> **Records supplied**
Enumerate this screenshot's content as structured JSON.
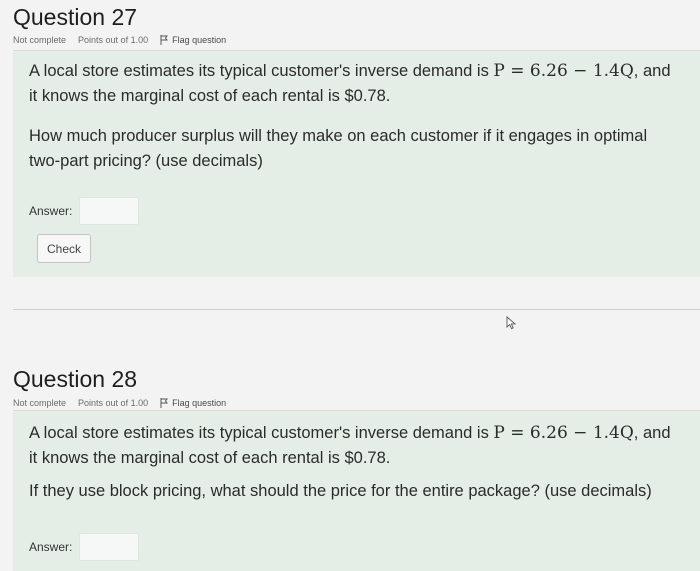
{
  "q27": {
    "title": "Question 27",
    "status": "Not complete",
    "points": "Points out of 1.00",
    "flag": "Flag question",
    "line1_pre": "A local store estimates its typical customer's inverse demand is ",
    "formula": "P = 6.26 − 1.4Q",
    "line1_post": ", and",
    "line2": "it knows the marginal cost of each rental is $0.78.",
    "prompt_line1": "How much producer surplus will they make on each customer if it engages in optimal",
    "prompt_line2": "two-part pricing? (use decimals)",
    "answer_label": "Answer:",
    "answer_value": "",
    "check_label": "Check"
  },
  "q28": {
    "title": "Question 28",
    "status": "Not complete",
    "points": "Points out of 1.00",
    "flag": "Flag question",
    "line1_pre": "A local store estimates its typical customer's inverse demand is ",
    "formula": "P = 6.26 − 1.4Q",
    "line1_post": ", and",
    "line2": "it knows the marginal cost of each rental is $0.78.",
    "prompt_line1": "If they use block pricing, what should the price for the entire package? (use decimals)",
    "answer_label": "Answer:",
    "answer_value": ""
  }
}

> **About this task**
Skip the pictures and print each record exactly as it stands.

> **Result of this exercise**
Enumerate this screenshot's content as structured JSON.
{
  "q27": {
    "title": "Question 27",
    "status": "Not complete",
    "points": "Points out of 1.00",
    "flag": "Flag question",
    "line1_pre": "A local store estimates its typical customer's inverse demand is ",
    "formula": "P = 6.26 − 1.4Q",
    "line1_post": ", and",
    "line2": "it knows the marginal cost of each rental is $0.78.",
    "prompt_line1": "How much producer surplus will they make on each customer if it engages in optimal",
    "prompt_line2": "two-part pricing? (use decimals)",
    "answer_label": "Answer:",
    "answer_value": "",
    "check_label": "Check"
  },
  "q28": {
    "title": "Question 28",
    "status": "Not complete",
    "points": "Points out of 1.00",
    "flag": "Flag question",
    "line1_pre": "A local store estimates its typical customer's inverse demand is ",
    "formula": "P = 6.26 − 1.4Q",
    "line1_post": ", and",
    "line2": "it knows the marginal cost of each rental is $0.78.",
    "prompt_line1": "If they use block pricing, what should the price for the entire package? (use decimals)",
    "answer_label": "Answer:",
    "answer_value": ""
  }
}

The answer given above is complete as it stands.